From the Image Gallery
Plant CharacteristicsDuration: Perennial
Leaf Retention: Evergreen
Size Notes: Typically 3 to 6.
Flower: Flowers 1/2 inch
Size Class: 3-6 ft.
Bloom InformationBloom Color: Yellow
Bloom Time: Mar , Apr , May , Jun , Jul , Aug , Sep
DistributionUSA: AZ , CA , NM , NV , TX , UT
Native Distribution: W. TX to s.w. UT, AZ, s. CA & adjacent Mex.
Native Habitat: Flat desert areas
Growing ConditionsWater Use: Low
Light Requirement: Part Shade
Soil Moisture: Dry
Cold Tolerant: yes
Heat Tolerant: yes
Soil Description: Loose, well-drained sand or loam. Sandy, Sandy Loam, Medium Loam, Caliche type
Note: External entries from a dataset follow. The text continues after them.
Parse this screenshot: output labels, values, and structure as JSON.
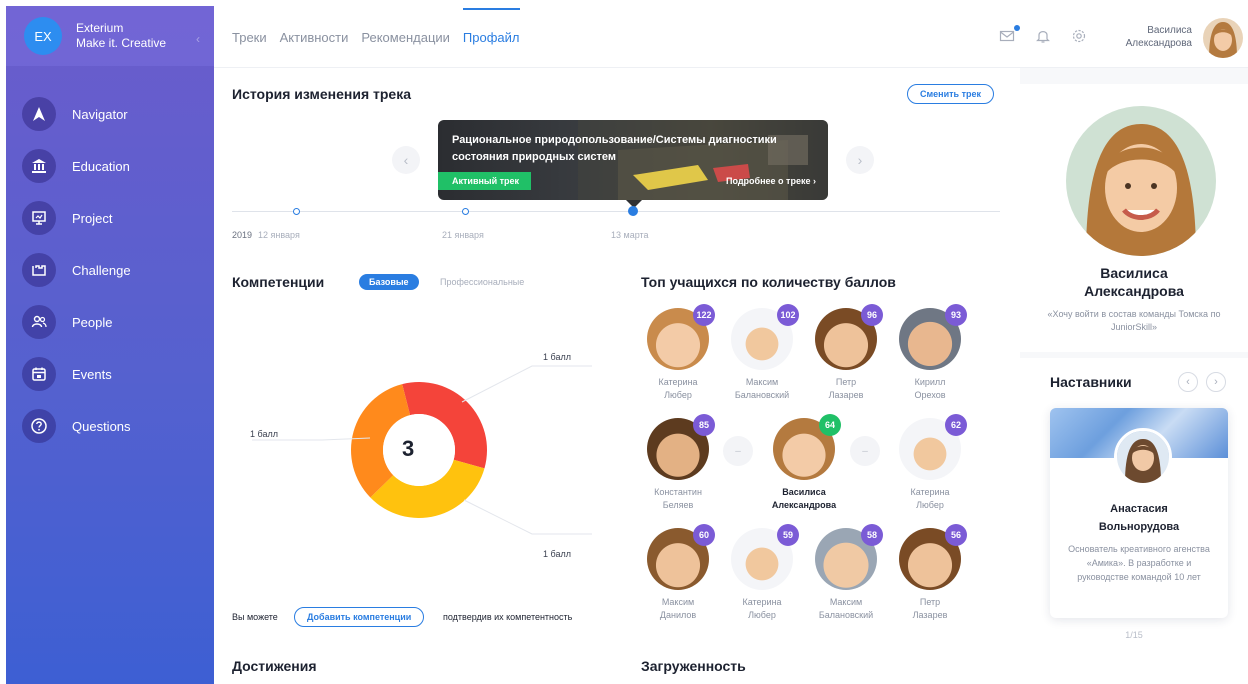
{
  "brand": {
    "logo": "EX",
    "name": "Exterium",
    "tagline": "Make it. Creative"
  },
  "sidebar": {
    "items": [
      {
        "label": "Navigator",
        "icon": "navigator-icon"
      },
      {
        "label": "Education",
        "icon": "education-icon"
      },
      {
        "label": "Project",
        "icon": "project-icon"
      },
      {
        "label": "Challenge",
        "icon": "challenge-icon"
      },
      {
        "label": "People",
        "icon": "people-icon"
      },
      {
        "label": "Events",
        "icon": "events-icon"
      },
      {
        "label": "Questions",
        "icon": "questions-icon"
      }
    ]
  },
  "header": {
    "tabs": [
      "Треки",
      "Активности",
      "Рекомендации",
      "Профайл"
    ],
    "active_tab": "Профайл",
    "user": {
      "first": "Василиса",
      "last": "Александрова"
    }
  },
  "track_history": {
    "title": "История изменения трека",
    "change_button": "Сменить трек",
    "card_title": "Рациональное природопользование/Системы диагностики состояния природных систем",
    "card_badge": "Активный трек",
    "card_more": "Подробнее о треке",
    "year": "2019",
    "dates": [
      "12 января",
      "21 января",
      "13 марта"
    ]
  },
  "competencies": {
    "title": "Компетенции",
    "tab_basic": "Базовые",
    "tab_professional": "Профессиональные",
    "center_value": "3",
    "segments": [
      {
        "label": "1 балл",
        "value": 1,
        "color": "#f4443a"
      },
      {
        "label": "1 балл",
        "value": 1,
        "color": "#ffc20e"
      },
      {
        "label": "1 балл",
        "value": 1,
        "color": "#ff8a1c"
      }
    ],
    "footer_prefix": "Вы можете",
    "add_button": "Добавить компетенции",
    "footer_suffix": "подтвердив их компетентность"
  },
  "top_students": {
    "title": "Топ учащихся по количеству баллов",
    "rows": [
      [
        {
          "first": "Катерина",
          "last": "Любер",
          "score": "122"
        },
        {
          "first": "Максим",
          "last": "Балановский",
          "score": "102"
        },
        {
          "first": "Петр",
          "last": "Лазарев",
          "score": "96"
        },
        {
          "first": "Кирилл",
          "last": "Орехов",
          "score": "93"
        }
      ],
      [
        {
          "first": "Константин",
          "last": "Беляев",
          "score": "85"
        },
        {
          "first": "Василиса",
          "last": "Александрова",
          "score": "64",
          "me": true
        },
        {
          "first": "Катерина",
          "last": "Любер",
          "score": "62"
        }
      ],
      [
        {
          "first": "Максим",
          "last": "Данилов",
          "score": "60"
        },
        {
          "first": "Катерина",
          "last": "Любер",
          "score": "59"
        },
        {
          "first": "Максим",
          "last": "Балановский",
          "score": "58"
        },
        {
          "first": "Петр",
          "last": "Лазарев",
          "score": "56"
        }
      ]
    ],
    "dash": "–"
  },
  "sections": {
    "achievements": "Достижения",
    "workload": "Загруженность"
  },
  "profile": {
    "name_first": "Василиса",
    "name_last": "Александрова",
    "quote": "«Хочу войти в состав команды Томска по JuniorSkill»"
  },
  "mentors": {
    "title": "Наставники",
    "name_first": "Анастасия",
    "name_last": "Вольнорудова",
    "description": "Основатель креативного агенства «Амика». В разработке и руководстве командой 10 лет",
    "pager": "1/15"
  }
}
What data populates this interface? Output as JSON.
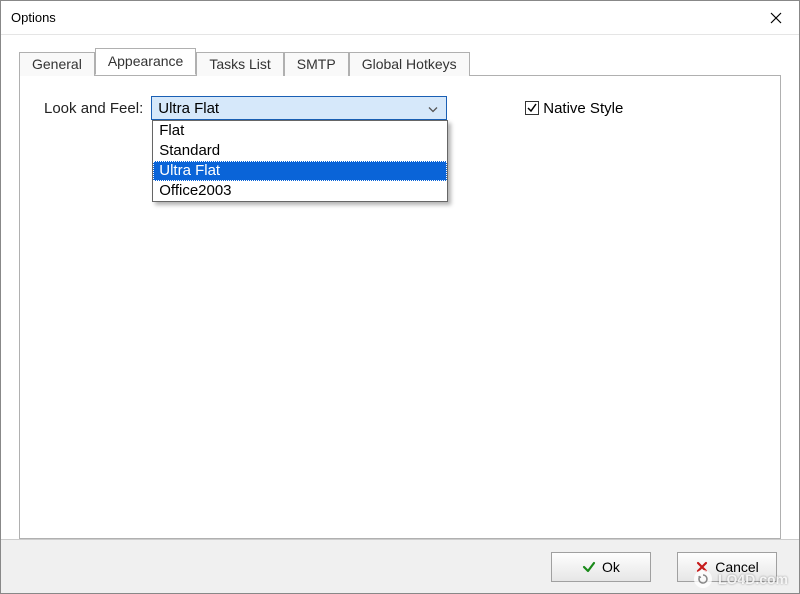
{
  "window": {
    "title": "Options"
  },
  "tabs": [
    {
      "label": "General",
      "active": false
    },
    {
      "label": "Appearance",
      "active": true
    },
    {
      "label": "Tasks List",
      "active": false
    },
    {
      "label": "SMTP",
      "active": false
    },
    {
      "label": "Global Hotkeys",
      "active": false
    }
  ],
  "appearance": {
    "look_and_feel_label": "Look and Feel:",
    "selected": "Ultra Flat",
    "options": [
      "Flat",
      "Standard",
      "Ultra Flat",
      "Office2003"
    ],
    "highlighted_index": 2,
    "native_style_label": "Native Style",
    "native_style_checked": true
  },
  "footer": {
    "ok_label": "Ok",
    "cancel_label": "Cancel"
  },
  "watermark": "LO4D.com"
}
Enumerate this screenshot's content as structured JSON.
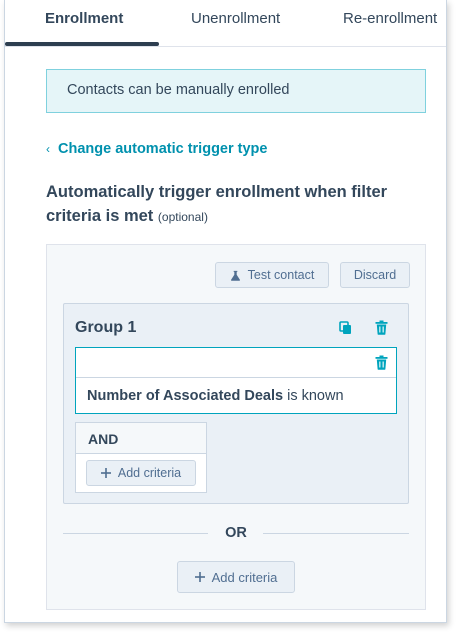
{
  "tabs": [
    {
      "label": "Enrollment",
      "active": true
    },
    {
      "label": "Unenrollment",
      "active": false
    },
    {
      "label": "Re-enrollment",
      "active": false
    }
  ],
  "info_banner": {
    "text": "Contacts can be manually enrolled"
  },
  "back_link": {
    "label": "Change automatic trigger type",
    "icon": "chevron-left-icon"
  },
  "section": {
    "heading": "Automatically trigger enrollment when filter criteria is met",
    "optional": "(optional)"
  },
  "filter_toolbar": {
    "test_contact": "Test contact",
    "test_contact_icon": "flask-icon",
    "discard": "Discard"
  },
  "group": {
    "title": "Group 1",
    "clone_icon": "copy-icon",
    "delete_icon": "trash-icon",
    "criteria": {
      "property": "Number of Associated Deals",
      "condition": "is known"
    },
    "and_block": {
      "label": "AND",
      "add_criteria": "Add criteria"
    }
  },
  "or_label": "OR",
  "add_criteria": "Add criteria",
  "colors": {
    "accent": "#0091ae",
    "criteria_border": "#00a4bd",
    "banner_bg": "#e5f5f8",
    "trash": "#00a4bd",
    "text": "#33475b"
  }
}
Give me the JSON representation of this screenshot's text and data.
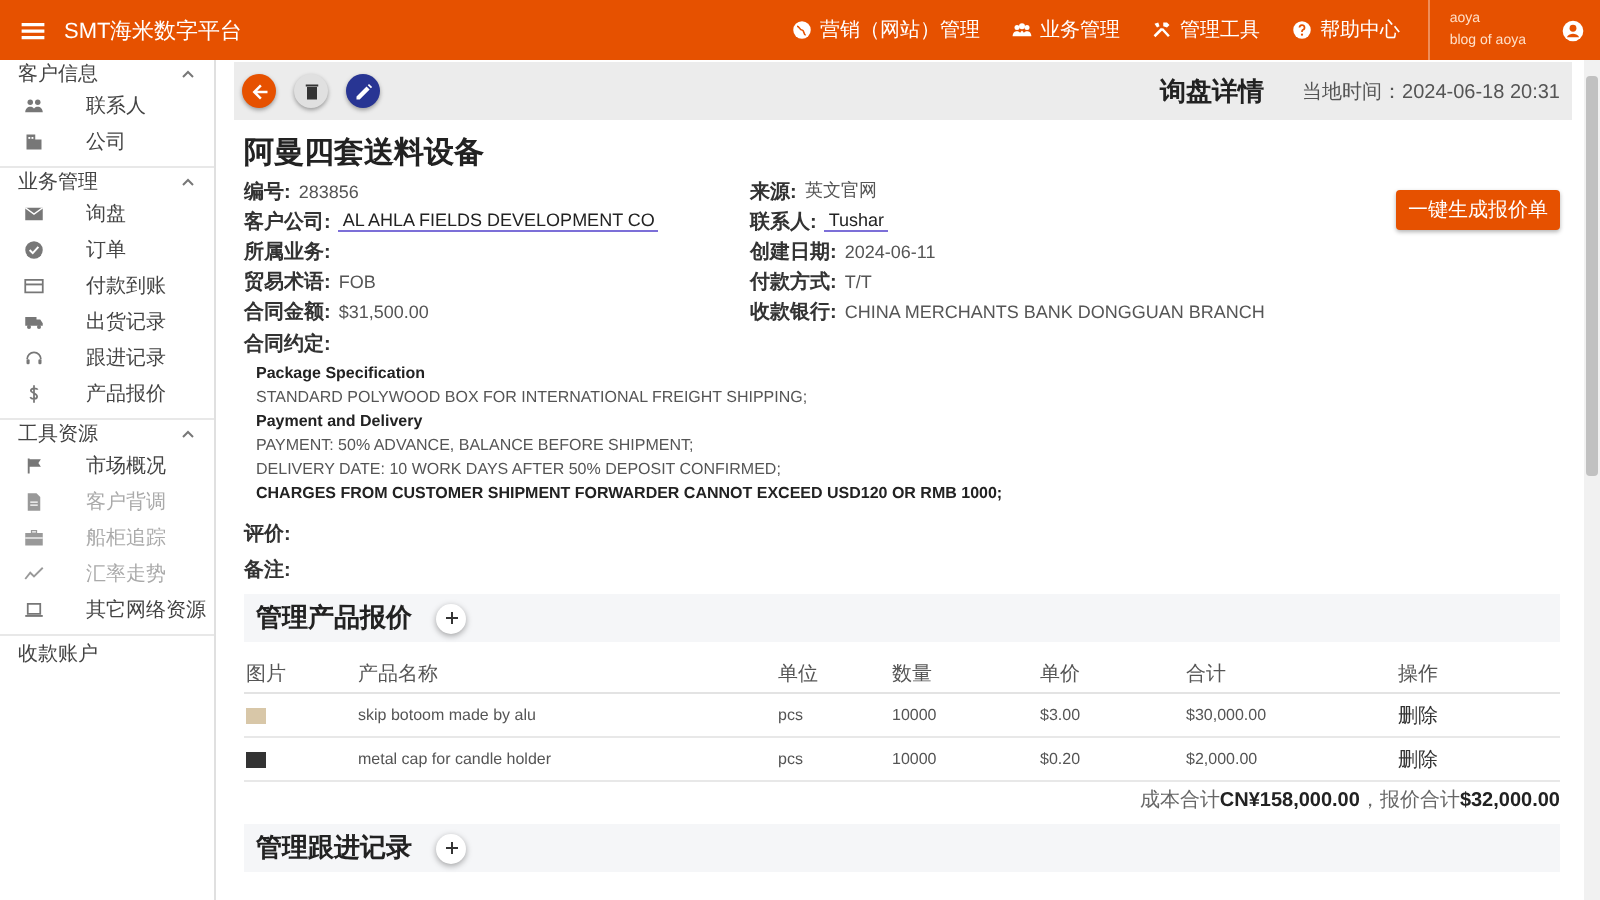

Conditions Comments: Drought-tolerant creosote bush is the dominant shrub in desert areas, covering thousands of square miles. It may not be a distinct species of L. divaricata. The shrub can be sheared like boxwood, pick-pruned to a small, graceful shrub, or pruned to make a small tree. Tip pruning increases density. Nothing will grow under creosote bush because of toxins it gives off. Leaves are sticky with a creosote resin. Produces a refreshing scent after rains. The main bloom period is in the spring, but blossoms will occur later depending on available moisture.
BenefitUse Ornamental: Showy, Aromatic, Long-living, Blooms ornamental, Fruits ornamental, Desert landscape
Use Wildlife: Provides cover for desert wildlife. Nectar-insects, Cover, Nesting site, Browse, Fruit-birds
Conspicuous Flowers: yes
Fragrant Flowers: yes
Deer Resistant: High
Value to Beneficial InsectsSpecial Value to Native Bees
Special Value to Bumble Bees
Special Value to Honey Bees
This information was provided by the Pollinator Program at The Xerces Society for Invertebrate Conservation.
PropagationPropagation Material: Seeds
Description: Seeds germinate slowly. Hulling dramatically improves germination. Sow seeds in a warm, well-drained dark place. This species is difficult to root from cuttings.
Seed Collection: Collect ripe fruits in late spring through summer by stripping the plants. Air dry and fumigate the fruits before storage.
Seed Treatment: Scarification of the hard seed coat induces germination. Soak in distilled water overnight.
Commercially Avail: yes
Find Seed or Plants
Find seed sources for this species at the Native Seed Network.
From the National Organizations DirectoryAccording to the species list provided by Affiliate Organizations, this plant is on display at the following locations:
Santa Barbara Botanic Garden - Santa Barbara, CA
Native Seed Network - Corvallis, OR
BibliographyBibref 355 - Landscaping with Native Plants of Texas and the Southwest (1991) Miller, G. O.
Bibref 995 - Native Landscaping from El Paso to L.A. (2000) Wasowski, S. and A. Wasowski
Bibref 318 - Native Texas Plants: Landscaping Region by Region (2002) Wasowski, S. & A. Wasowski
Bibref 248 - Texas Wildflowers: A Field Guide (1984) Loughmiller, C. & L. Loughmiller
Bibref 291 - Texas Wildscapes: Gardening for Wildlife (1999) Damude, N. & K.C. Bender
Search More Titles in Bibliography
From the ArchiveWildflower Newsletter 1995 VOL. 12, NO.3 - Explore the Big Bend With the Wildflower Center, Education Director\'s Report, T...
Additional resourcesUSDA: Find Larrea tridentata in USDA Plants
FNA: Find Larrea tridentata in the Flora of North America (if available)
Google: Search Google for Larrea tridentata
MetadataRecord Modified: 2011-04-06
Research By: TWC Staff